For more information, contact:

Center for Health Improvement

1330 21st Street, Suite 100

Sacramento, CA 95814

(916) 901-9645

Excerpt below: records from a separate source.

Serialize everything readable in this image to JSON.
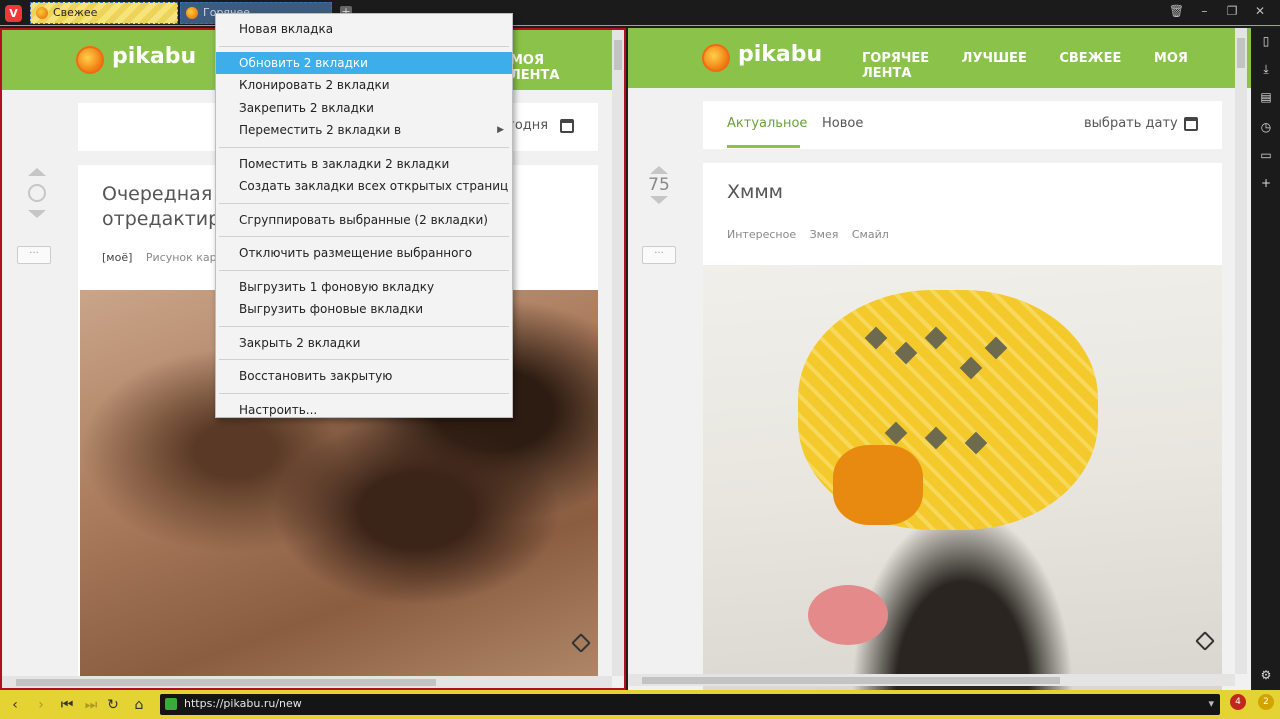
{
  "tabbar": {
    "logo": "V",
    "tabs": [
      {
        "label": "Свежее",
        "favicon": "pikabu-icon"
      },
      {
        "label": "Горячее",
        "favicon": "pikabu-icon"
      }
    ],
    "new_tab": "+",
    "window_buttons": [
      "🗑",
      "–",
      "❐",
      "✕"
    ]
  },
  "context_menu": {
    "items": [
      {
        "label": "Новая вкладка"
      },
      "sep",
      {
        "label": "Обновить 2 вкладки",
        "highlighted": true
      },
      {
        "label": "Клонировать 2 вкладки"
      },
      {
        "label": "Закрепить 2 вкладки"
      },
      {
        "label": "Переместить 2 вкладки в",
        "submenu": true
      },
      "sep",
      {
        "label": "Поместить в закладки 2 вкладки"
      },
      {
        "label": "Создать закладки всех открытых страниц"
      },
      "sep",
      {
        "label": "Сгруппировать выбранные (2 вкладки)"
      },
      "sep",
      {
        "label": "Отключить размещение выбранного"
      },
      "sep",
      {
        "label": "Выгрузить 1 фоновую вкладку"
      },
      {
        "label": "Выгрузить фоновые вкладки"
      },
      "sep",
      {
        "label": "Закрыть 2 вкладки"
      },
      "sep",
      {
        "label": "Восстановить закрытую"
      },
      "sep",
      {
        "label": "Настроить..."
      }
    ],
    "submenu_arrow": "▶"
  },
  "left": {
    "brand": "pikabu",
    "nav_visible": "МОЯ ЛЕНТА",
    "date_partial": "годня",
    "vote_more": "···",
    "post_title": "Очередная эк… отредактиро…",
    "post_title_line1": "Очередная эк",
    "post_title_line2": "отредактиро",
    "tags": [
      "[моё]",
      "Рисунок кара"
    ]
  },
  "right": {
    "brand": "pikabu",
    "nav": [
      "ГОРЯЧЕЕ",
      "ЛУЧШЕЕ",
      "СВЕЖЕЕ",
      "МОЯ ЛЕНТА"
    ],
    "tabs": [
      "Актуальное",
      "Новое"
    ],
    "date_label": "выбрать дату",
    "rating": "75",
    "vote_more": "···",
    "post_title": "Хммм",
    "tags": [
      "Интересное",
      "Змея",
      "Смайл"
    ]
  },
  "addressbar": {
    "url": "https://pikabu.ru/new",
    "dropdown": "▾",
    "badge_count": "4",
    "notif_count": "2"
  },
  "colors": {
    "pikabu_green": "#8bc34a",
    "accent_yellow": "#e5d233",
    "highlight_blue": "#3daee9"
  }
}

This document does not provide advice regarding medical diagnosis or treatment for any individual case, and any opinions or statements contained in this document are not intended to serve as a standard of medical care. Physicians are encouraged to view the considerations presented in this document in light of evolving scientific information. This document is not intended for use by the layperson. Reproduction of this document may be done with proper credit given to California Department of Developmental Services and the Center for Health Improvement.